The Ryder Cup: What makes golf’s most savage enmity so special?
The 41st Ryder Cup tees of next month at the Hazeltine National Golf Club in Chaska, Minnesota. The biennial brawl between the greats from US and Europe is contemplated as conceivably the biggest event in the golfing calendar.
The Ryder Cup is one of those last sporting events founded on prestige rather than prize money. The Ryder Cup marks the end of the golfing season of that particular year.
So where does it come from, how does it work and what makes it so special?
The outset of the RYDER CUP.
Prior to the Open championship 1921, a tournament was played among the United States and Great Britain which was won by the Great Britain. Five years later in 1926 a similar event played in Wentworth, was again won by the Great Britain. This was the time when Samuel Ryder, a golf-mad businessman, noticed the golfers from the two countries resulting in the birth of the Ryder cup.
The 1st official Ryder cup was held in 1927 at the Worcester Country Club in Worcester, Massachusetts and thereafter it is held every two years, alternating the venue between Europe and the United States.
The American Dominance and the inclusion of the Continental Europe:
The Great Britain won the Ryder cup only three times out of the 22, played between 1927 and 1977. Thus, the golfers from America dominated the Ryder cup in between these five decades. Such American dominance brought the idea of including the golfers from the other parts of Europe to up the level of competition.
The great Jack Nicklaus initiated the process of inclusion of golfers from continental Europe. This was the time when young and talented golfers like Seve Ballesteros and Bernhard Langer improved the level of competition, but Europe still had to wait until 1985 to beat the US for the first time since 1957.
Team Selection and Format of the Ryder Cup:
There are 12 players in each team. Nine qualify automatically through their ranking, and three are ‘wildcards’ chosen by the Captain of the respective team.
A total of 28 matches are played, each carries one point to the winners. The first two days see fourball and foursome matches and the final day sees 12 singles matches as Europe and the US go head to head.
Fourball matches involve four players, two from each side, and the player with the lowest score wins the hole for his team.

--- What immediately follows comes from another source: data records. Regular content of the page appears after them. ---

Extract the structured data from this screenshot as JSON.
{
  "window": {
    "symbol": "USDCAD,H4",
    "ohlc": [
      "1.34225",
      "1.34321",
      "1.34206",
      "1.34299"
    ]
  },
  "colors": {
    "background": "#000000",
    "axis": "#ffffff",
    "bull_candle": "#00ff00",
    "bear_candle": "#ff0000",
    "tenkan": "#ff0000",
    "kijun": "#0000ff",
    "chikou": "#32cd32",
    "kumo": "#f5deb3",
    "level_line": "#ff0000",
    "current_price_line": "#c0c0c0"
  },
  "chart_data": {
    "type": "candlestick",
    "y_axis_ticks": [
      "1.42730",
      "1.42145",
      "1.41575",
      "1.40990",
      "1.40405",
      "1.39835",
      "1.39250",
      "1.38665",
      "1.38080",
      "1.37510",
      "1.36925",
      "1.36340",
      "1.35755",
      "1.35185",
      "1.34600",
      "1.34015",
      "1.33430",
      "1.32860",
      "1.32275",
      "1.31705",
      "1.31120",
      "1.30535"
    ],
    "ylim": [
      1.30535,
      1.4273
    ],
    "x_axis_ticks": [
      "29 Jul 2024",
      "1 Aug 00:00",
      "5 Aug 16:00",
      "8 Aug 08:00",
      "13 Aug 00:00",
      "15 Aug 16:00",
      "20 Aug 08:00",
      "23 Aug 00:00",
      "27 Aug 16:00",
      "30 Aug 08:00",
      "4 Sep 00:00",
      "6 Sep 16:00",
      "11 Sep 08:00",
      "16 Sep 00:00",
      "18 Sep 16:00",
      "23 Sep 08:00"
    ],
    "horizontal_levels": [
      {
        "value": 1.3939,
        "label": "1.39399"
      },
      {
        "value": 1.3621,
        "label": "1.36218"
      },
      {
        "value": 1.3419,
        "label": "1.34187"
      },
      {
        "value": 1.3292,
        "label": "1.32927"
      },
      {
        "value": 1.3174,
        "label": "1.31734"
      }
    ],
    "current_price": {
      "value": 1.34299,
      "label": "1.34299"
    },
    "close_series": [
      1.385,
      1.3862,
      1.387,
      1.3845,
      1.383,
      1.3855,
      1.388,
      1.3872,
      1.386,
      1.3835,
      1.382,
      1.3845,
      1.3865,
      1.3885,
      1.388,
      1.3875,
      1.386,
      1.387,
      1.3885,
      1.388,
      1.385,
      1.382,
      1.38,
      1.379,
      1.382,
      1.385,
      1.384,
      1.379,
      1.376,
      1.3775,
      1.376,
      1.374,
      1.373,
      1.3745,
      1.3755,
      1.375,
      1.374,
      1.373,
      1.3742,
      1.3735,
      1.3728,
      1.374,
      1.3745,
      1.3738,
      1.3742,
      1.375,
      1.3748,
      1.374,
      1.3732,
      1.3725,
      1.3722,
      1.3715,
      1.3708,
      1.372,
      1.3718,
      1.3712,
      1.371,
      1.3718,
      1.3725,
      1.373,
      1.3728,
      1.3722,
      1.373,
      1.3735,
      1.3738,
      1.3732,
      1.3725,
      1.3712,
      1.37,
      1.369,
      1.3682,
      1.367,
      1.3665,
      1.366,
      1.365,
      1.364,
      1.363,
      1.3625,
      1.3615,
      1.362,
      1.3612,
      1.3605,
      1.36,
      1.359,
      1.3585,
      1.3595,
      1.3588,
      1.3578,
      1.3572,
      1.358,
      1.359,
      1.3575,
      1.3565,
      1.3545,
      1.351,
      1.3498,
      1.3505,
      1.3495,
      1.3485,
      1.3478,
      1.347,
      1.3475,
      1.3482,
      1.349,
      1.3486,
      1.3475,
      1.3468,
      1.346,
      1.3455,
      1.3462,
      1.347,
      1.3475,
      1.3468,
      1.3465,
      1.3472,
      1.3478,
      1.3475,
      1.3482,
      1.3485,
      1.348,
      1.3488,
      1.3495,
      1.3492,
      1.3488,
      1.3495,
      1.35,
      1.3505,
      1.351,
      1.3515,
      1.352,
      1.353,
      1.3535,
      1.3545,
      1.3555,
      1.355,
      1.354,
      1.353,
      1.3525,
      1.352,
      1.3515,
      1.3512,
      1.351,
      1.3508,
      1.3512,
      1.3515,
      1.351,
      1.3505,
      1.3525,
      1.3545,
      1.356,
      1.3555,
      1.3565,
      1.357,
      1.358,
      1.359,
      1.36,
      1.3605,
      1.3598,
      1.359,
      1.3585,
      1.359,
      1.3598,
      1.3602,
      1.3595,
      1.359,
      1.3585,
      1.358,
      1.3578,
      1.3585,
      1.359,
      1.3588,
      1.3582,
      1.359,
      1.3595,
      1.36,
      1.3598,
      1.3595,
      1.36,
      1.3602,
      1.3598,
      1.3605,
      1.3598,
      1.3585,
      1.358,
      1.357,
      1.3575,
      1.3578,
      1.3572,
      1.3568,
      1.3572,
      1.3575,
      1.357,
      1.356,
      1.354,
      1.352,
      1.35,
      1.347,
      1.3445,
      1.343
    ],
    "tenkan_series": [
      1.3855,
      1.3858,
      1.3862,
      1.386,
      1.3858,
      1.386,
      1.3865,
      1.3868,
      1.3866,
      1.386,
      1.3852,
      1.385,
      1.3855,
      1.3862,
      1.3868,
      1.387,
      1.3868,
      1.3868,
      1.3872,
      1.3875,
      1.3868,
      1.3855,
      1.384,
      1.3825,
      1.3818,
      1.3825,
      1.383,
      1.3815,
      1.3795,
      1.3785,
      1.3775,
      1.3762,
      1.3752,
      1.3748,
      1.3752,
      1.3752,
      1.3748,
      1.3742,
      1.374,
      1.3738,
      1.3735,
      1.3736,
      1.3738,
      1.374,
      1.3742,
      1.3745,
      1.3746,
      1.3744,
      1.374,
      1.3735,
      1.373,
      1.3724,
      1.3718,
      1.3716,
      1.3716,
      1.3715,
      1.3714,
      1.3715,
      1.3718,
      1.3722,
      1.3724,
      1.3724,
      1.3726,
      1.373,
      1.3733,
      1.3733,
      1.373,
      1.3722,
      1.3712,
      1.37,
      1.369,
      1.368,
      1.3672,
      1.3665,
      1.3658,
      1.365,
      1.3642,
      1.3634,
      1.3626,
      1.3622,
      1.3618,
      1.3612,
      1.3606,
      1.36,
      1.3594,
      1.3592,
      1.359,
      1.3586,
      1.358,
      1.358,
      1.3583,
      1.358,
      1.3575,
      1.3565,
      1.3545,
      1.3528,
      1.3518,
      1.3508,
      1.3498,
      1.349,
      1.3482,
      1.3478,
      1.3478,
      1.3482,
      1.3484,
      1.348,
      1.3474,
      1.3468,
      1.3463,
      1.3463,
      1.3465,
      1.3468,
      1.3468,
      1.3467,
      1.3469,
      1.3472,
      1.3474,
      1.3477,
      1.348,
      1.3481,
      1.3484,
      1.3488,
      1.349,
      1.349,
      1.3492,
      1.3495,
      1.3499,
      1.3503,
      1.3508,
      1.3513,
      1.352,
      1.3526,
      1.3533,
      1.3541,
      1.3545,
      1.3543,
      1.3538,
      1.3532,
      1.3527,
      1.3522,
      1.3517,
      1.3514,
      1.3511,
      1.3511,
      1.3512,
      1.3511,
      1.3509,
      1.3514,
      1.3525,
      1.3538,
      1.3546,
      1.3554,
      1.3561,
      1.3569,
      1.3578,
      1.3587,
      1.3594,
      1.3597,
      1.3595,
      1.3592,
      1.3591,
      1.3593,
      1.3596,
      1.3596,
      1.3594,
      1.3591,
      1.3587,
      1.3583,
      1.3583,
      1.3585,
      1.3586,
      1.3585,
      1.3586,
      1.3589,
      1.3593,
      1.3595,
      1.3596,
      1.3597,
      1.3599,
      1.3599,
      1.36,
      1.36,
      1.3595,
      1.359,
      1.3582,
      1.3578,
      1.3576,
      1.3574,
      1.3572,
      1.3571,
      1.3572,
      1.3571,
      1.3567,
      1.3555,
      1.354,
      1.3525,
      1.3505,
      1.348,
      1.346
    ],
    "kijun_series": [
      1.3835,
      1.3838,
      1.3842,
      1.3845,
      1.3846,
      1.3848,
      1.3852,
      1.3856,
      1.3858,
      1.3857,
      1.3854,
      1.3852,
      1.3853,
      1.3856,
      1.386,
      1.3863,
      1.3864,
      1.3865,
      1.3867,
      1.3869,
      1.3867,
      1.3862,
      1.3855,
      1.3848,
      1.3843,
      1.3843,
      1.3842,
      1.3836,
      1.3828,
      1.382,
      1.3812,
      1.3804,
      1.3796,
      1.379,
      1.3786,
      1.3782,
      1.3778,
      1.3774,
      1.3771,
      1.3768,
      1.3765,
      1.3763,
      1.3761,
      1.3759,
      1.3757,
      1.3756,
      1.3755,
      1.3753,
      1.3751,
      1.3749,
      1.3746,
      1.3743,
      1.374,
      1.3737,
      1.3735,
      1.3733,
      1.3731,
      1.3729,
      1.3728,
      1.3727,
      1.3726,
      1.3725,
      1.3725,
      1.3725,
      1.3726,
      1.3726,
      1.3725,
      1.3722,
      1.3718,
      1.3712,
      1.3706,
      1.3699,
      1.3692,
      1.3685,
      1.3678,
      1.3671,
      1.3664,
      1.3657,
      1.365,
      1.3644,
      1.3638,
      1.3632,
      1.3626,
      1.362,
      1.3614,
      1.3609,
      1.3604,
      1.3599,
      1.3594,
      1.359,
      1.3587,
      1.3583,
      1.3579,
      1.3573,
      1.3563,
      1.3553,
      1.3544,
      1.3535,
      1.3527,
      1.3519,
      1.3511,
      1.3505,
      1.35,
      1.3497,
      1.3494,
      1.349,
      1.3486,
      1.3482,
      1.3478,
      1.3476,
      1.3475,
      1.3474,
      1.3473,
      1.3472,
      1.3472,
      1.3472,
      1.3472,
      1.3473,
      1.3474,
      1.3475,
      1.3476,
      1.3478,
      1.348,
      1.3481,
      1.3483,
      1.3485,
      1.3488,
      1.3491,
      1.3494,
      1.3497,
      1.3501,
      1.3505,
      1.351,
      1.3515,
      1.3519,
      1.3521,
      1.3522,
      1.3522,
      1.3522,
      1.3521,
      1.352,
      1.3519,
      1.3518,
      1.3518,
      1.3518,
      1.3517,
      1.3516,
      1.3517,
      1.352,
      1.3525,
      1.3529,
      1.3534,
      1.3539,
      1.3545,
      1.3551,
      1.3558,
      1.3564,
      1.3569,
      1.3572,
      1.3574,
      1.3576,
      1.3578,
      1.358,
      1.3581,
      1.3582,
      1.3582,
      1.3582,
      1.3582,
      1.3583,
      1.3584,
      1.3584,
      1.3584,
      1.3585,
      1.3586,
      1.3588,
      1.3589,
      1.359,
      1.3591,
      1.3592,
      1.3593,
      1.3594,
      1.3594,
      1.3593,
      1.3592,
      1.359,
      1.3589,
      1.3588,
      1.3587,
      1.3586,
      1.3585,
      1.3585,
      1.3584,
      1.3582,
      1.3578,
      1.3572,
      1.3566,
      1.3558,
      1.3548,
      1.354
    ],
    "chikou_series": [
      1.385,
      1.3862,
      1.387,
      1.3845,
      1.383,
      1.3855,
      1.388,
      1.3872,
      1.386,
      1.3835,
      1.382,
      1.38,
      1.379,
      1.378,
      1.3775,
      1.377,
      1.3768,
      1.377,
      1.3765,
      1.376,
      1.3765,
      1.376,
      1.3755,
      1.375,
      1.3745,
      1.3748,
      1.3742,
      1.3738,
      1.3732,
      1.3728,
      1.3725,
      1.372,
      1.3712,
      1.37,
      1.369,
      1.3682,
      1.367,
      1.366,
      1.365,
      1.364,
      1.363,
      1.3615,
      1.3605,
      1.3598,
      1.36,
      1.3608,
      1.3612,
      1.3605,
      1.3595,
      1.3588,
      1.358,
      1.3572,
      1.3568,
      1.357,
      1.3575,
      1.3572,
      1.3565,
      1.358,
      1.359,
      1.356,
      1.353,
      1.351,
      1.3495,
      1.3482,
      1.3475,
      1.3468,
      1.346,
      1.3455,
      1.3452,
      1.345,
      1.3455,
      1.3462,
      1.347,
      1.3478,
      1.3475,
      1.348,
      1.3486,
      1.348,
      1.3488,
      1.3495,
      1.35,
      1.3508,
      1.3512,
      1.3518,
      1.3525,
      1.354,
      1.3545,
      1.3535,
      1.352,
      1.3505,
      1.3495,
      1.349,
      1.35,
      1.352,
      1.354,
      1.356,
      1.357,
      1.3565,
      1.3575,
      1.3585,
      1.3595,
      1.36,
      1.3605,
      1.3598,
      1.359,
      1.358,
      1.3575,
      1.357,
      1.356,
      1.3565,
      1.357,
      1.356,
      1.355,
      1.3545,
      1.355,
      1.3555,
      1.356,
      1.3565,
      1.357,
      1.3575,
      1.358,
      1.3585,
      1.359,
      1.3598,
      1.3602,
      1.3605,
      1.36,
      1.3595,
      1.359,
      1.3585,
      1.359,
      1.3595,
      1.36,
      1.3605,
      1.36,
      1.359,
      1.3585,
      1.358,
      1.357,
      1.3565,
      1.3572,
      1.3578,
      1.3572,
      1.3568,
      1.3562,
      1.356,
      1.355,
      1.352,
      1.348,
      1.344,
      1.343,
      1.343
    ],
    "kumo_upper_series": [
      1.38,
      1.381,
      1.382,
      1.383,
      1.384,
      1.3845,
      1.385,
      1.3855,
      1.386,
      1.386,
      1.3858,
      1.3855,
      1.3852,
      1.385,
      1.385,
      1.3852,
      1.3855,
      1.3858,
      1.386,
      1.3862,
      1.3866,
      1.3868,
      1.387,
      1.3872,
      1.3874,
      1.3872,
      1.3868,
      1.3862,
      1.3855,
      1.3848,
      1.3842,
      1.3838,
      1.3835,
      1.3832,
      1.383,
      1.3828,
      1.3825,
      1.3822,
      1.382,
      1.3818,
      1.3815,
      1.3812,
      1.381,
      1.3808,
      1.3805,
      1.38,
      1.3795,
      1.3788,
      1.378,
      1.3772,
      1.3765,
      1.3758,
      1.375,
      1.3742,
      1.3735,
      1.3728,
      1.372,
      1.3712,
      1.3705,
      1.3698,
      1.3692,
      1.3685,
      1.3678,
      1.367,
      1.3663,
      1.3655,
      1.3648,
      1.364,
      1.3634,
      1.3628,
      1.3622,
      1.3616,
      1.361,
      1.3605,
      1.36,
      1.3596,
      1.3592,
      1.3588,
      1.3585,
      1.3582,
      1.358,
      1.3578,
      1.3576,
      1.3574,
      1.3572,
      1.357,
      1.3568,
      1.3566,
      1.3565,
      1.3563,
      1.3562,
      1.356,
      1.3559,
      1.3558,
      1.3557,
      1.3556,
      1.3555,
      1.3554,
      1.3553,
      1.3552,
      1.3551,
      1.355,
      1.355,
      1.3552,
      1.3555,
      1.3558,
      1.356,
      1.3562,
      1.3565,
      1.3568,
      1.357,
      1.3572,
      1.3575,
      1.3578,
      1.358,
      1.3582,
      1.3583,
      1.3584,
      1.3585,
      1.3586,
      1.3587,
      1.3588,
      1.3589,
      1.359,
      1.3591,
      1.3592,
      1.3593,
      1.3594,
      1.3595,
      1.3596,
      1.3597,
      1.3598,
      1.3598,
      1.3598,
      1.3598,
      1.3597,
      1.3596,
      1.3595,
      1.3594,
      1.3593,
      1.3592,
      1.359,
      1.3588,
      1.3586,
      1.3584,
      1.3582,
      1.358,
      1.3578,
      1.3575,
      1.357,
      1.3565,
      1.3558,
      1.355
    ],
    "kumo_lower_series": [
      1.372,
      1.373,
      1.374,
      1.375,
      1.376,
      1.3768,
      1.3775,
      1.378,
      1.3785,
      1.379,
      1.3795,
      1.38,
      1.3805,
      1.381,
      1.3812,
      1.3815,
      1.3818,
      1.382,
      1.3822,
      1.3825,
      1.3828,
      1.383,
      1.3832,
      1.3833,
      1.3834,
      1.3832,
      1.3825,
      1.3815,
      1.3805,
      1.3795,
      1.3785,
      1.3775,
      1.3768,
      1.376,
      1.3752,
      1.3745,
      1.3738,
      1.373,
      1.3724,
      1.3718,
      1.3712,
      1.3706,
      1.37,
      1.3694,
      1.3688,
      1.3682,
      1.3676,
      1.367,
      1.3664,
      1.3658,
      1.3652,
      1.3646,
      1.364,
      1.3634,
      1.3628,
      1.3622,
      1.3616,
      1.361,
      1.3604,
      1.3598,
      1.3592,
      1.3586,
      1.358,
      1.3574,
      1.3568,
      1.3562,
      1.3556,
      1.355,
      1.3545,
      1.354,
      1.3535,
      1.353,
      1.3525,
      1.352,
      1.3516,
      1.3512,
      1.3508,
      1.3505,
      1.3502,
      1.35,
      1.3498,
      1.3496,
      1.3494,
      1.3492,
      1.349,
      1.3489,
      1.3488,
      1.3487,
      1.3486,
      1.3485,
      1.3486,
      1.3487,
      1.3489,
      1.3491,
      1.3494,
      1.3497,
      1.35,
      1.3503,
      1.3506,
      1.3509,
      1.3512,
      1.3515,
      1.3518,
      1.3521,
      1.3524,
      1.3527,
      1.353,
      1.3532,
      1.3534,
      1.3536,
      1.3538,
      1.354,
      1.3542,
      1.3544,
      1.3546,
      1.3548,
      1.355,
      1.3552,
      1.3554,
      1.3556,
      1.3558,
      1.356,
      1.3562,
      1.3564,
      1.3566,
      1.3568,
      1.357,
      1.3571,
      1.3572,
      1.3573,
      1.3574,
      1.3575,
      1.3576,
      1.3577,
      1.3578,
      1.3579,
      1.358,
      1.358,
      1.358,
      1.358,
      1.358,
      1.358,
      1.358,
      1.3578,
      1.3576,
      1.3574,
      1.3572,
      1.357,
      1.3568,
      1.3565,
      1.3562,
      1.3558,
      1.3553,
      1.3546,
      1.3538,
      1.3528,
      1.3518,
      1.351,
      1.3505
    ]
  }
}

Foursomes are more like doubles, with two players from each team taking it in turns to take a shot. The final day sees 12 singles matches as Europe and the US go head to head.
Samuel Ryder and the trophy:
Samuel Ryder, a Brit, an avid golfer, and a successful businessman, commissioned a trophy in 1926 to serve as the prize in a proposed goodwill competition pitting British professional golfers against their American counterparts.
Ryder spent £250 to have the trophy created. It was designed by the Mappin & Webb Company in the form of a golden chalice, with the small figure of a golfer on top of the lid.
The Ryder Cup trophy is:
- 17 inches in height;
- Nine inches in width (handle to handle);
- Four pounds in weight;
- The cup sits atop a wooden base, around which is a gold band. On the band are engraved the scores of each Ryder Cup played.
The little guy on the top of the trophy is modelled on British professional Abe Mitchell, Samuel Ryder’s friend and golf instructor.
Why does it mean so much?
The Ryder Cup’s significance lies in the fact that this cup is one of the few that pitches the dominant US against an overseas opponent. The single man game of golf turns into a team game in the Ryder Cup which makes it more special. The match-play scoring system pits the players against each other rather than the courses, the controversies thus follow, the TV companies also cash in the drama.
The Ryder cup was always dominated by the Americans but Europe have won the last two cups by a single point and of the last 13 tournaments, ten have been decided by two points or less.
The 2016 Ryder Cup is scheduled to be held next month in the United States from September 30 to October 2, 2016, at the Hazeltine National Golf Club in Chaska, Minnesota. Europe enters the competition as the cup holders, having won in 2014 in Scotland for their third consecutive win.